### EXERCISE DESCRIPTION
Within the data below, copy each line where the string "JSON" is found.

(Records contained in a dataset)
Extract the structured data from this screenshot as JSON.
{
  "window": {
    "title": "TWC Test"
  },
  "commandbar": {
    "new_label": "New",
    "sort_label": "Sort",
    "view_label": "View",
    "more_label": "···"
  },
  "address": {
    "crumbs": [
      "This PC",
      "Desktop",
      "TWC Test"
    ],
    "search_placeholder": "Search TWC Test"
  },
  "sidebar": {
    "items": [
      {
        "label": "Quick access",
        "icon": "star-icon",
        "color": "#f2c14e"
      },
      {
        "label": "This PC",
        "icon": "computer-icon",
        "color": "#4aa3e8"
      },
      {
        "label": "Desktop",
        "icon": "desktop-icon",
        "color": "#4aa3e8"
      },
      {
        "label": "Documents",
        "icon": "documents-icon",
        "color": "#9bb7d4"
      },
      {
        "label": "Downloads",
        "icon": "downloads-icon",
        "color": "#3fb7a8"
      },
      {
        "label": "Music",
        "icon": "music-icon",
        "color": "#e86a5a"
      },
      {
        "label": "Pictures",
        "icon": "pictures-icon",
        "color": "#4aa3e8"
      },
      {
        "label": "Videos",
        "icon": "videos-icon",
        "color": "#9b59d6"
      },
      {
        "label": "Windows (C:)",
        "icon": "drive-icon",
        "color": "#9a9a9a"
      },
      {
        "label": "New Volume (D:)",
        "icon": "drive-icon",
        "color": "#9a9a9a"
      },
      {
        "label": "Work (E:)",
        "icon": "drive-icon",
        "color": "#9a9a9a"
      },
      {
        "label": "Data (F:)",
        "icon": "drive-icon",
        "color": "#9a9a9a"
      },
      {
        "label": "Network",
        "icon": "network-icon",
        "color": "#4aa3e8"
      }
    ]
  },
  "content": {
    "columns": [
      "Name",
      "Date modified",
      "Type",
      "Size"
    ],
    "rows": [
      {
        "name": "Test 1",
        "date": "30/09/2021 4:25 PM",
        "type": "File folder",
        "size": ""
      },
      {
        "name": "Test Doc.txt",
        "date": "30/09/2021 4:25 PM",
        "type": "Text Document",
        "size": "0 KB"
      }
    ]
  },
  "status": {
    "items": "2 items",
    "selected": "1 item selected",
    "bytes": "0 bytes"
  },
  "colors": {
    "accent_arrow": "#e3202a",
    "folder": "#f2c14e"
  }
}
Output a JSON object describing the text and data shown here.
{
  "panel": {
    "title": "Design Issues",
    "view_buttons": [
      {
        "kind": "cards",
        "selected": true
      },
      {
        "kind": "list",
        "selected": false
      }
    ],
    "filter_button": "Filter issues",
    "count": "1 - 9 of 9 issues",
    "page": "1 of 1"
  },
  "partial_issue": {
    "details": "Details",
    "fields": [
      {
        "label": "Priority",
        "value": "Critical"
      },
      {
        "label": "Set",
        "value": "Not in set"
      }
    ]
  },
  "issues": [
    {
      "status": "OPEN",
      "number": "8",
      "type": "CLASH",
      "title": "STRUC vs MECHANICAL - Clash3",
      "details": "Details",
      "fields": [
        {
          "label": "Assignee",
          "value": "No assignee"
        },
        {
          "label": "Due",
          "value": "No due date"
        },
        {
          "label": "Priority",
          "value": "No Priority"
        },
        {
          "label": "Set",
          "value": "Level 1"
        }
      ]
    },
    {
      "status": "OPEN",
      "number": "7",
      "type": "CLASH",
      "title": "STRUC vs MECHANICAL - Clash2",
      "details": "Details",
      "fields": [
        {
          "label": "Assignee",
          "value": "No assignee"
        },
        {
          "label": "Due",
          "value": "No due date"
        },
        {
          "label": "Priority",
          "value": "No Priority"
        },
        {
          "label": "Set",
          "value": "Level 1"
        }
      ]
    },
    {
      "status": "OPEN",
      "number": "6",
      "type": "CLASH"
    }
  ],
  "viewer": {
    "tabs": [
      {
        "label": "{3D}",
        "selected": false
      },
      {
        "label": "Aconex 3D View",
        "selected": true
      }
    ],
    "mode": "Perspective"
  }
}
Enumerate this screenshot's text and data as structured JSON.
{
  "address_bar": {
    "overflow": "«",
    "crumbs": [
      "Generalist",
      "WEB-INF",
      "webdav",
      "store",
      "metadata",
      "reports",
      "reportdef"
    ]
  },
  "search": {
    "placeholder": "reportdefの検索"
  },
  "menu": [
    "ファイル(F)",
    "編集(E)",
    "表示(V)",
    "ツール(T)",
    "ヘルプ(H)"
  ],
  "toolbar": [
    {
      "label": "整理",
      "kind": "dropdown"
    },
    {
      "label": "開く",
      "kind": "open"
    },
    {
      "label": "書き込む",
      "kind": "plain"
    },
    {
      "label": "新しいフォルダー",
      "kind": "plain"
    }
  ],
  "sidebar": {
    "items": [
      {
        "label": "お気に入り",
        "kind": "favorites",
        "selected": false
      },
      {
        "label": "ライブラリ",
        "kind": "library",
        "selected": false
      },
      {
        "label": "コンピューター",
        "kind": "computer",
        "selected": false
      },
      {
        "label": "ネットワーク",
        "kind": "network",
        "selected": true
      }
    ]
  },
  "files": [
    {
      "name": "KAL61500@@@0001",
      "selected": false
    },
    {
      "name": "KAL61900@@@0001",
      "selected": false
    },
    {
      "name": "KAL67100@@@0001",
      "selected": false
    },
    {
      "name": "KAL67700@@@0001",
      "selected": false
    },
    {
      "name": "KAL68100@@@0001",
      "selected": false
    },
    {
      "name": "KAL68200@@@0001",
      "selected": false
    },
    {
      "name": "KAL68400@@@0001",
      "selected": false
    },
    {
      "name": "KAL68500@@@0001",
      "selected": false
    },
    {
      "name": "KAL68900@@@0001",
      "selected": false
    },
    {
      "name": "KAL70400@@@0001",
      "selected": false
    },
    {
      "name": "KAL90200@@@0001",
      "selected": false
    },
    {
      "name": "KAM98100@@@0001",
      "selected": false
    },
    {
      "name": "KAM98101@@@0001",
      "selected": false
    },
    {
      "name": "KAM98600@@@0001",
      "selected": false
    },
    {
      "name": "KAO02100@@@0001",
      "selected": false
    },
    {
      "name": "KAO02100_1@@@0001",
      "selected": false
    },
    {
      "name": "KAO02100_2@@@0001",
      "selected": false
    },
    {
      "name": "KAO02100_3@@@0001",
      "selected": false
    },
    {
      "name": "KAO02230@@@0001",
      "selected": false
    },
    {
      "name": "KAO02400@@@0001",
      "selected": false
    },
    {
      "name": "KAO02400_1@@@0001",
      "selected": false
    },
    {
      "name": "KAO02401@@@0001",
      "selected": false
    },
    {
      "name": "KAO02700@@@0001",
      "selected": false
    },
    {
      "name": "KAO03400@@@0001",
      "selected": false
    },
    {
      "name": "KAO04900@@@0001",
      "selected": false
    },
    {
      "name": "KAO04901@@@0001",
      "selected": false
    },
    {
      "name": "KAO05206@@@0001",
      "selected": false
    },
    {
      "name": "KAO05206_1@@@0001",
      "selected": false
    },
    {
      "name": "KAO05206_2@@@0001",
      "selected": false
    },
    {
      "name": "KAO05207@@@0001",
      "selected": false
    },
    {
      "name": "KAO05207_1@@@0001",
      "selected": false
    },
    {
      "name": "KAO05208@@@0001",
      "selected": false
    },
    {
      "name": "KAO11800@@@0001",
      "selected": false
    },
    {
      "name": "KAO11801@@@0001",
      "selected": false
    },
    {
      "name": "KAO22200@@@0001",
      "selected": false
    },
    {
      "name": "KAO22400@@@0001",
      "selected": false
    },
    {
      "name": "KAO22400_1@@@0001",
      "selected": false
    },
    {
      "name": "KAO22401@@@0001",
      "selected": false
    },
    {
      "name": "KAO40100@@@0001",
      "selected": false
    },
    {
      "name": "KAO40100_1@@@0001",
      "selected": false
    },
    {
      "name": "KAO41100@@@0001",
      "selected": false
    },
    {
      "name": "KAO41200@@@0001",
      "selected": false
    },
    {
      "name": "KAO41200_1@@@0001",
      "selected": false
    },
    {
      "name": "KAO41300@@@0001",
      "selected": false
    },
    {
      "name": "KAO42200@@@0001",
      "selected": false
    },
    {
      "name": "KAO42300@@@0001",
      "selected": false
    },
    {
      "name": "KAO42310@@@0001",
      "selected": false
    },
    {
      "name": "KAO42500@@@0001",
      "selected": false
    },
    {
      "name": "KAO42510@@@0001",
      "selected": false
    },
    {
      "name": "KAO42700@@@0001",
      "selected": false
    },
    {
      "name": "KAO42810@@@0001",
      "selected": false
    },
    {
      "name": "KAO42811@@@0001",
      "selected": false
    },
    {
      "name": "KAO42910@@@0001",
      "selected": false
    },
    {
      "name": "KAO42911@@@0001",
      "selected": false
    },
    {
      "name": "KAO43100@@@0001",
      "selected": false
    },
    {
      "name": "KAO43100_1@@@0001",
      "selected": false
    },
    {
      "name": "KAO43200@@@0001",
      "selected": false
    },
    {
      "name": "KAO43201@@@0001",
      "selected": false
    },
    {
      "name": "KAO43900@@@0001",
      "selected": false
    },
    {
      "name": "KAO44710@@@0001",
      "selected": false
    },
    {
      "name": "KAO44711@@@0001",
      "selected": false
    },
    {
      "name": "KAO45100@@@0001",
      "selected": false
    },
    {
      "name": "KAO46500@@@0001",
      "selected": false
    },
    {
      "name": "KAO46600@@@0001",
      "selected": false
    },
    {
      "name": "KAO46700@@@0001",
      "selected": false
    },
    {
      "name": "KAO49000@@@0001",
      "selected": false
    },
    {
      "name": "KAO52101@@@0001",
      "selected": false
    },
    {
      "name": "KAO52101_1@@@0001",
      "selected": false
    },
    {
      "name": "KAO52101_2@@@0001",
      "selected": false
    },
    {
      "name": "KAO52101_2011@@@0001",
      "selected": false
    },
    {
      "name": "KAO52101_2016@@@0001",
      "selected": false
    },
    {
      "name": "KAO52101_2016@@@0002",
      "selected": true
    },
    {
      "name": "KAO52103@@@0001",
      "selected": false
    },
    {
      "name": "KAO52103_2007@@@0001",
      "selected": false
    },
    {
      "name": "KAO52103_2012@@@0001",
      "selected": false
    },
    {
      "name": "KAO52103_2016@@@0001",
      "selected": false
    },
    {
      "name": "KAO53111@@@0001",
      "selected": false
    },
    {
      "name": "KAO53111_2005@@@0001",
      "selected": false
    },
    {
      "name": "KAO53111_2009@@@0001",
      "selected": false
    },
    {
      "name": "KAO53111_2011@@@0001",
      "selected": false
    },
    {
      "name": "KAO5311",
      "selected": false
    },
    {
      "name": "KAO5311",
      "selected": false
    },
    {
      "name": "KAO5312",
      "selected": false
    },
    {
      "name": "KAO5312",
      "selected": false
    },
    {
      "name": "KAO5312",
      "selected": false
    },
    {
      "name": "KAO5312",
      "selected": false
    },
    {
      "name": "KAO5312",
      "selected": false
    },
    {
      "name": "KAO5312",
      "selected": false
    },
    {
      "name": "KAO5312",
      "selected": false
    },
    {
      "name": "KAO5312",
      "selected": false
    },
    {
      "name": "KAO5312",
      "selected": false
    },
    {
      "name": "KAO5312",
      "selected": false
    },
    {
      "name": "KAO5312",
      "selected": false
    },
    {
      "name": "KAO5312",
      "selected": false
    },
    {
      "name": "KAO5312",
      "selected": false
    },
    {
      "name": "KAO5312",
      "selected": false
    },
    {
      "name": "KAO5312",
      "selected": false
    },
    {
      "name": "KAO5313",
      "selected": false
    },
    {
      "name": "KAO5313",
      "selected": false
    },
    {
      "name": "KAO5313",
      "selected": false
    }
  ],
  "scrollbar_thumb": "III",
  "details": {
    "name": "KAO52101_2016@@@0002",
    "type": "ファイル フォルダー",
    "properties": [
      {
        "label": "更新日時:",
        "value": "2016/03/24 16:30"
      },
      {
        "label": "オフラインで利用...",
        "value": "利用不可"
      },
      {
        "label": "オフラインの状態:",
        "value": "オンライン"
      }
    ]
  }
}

### EXPECTED ANSWER
Extract the structured data from this screenshot as JSON.
Output a JSON object describing the text and data shown here.
Enumerate this screenshot's text and data as structured JSON.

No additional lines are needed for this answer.